Component data from apps and pages:
━━━━━━━━━━

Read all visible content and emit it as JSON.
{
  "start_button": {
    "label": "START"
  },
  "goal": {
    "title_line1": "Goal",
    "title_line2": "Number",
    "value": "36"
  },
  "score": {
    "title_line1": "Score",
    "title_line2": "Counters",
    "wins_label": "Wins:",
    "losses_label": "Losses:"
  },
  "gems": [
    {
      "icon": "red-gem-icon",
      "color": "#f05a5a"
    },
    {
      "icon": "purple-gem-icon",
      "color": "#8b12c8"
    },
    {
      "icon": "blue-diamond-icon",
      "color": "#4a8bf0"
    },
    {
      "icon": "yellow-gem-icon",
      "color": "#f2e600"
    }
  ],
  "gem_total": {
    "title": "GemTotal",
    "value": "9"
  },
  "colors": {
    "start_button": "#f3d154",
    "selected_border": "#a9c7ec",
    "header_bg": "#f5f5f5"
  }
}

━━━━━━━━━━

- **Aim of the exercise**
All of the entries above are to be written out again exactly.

- **Reply to the exercise**
Read all visible content and emit it as JSON.
{
  "start_button": {
    "label": "START"
  },
  "goal": {
    "title_line1": "Goal",
    "title_line2": "Number",
    "value": "36"
  },
  "score": {
    "title_line1": "Score",
    "title_line2": "Counters",
    "wins_label": "Wins:",
    "losses_label": "Losses:"
  },
  "gems": [
    {
      "icon": "red-gem-icon",
      "color": "#f05a5a"
    },
    {
      "icon": "purple-gem-icon",
      "color": "#8b12c8"
    },
    {
      "icon": "blue-diamond-icon",
      "color": "#4a8bf0"
    },
    {
      "icon": "yellow-gem-icon",
      "color": "#f2e600"
    }
  ],
  "gem_total": {
    "title": "GemTotal",
    "value": "9"
  },
  "colors": {
    "start_button": "#f3d154",
    "selected_border": "#a9c7ec",
    "header_bg": "#f5f5f5"
  }
}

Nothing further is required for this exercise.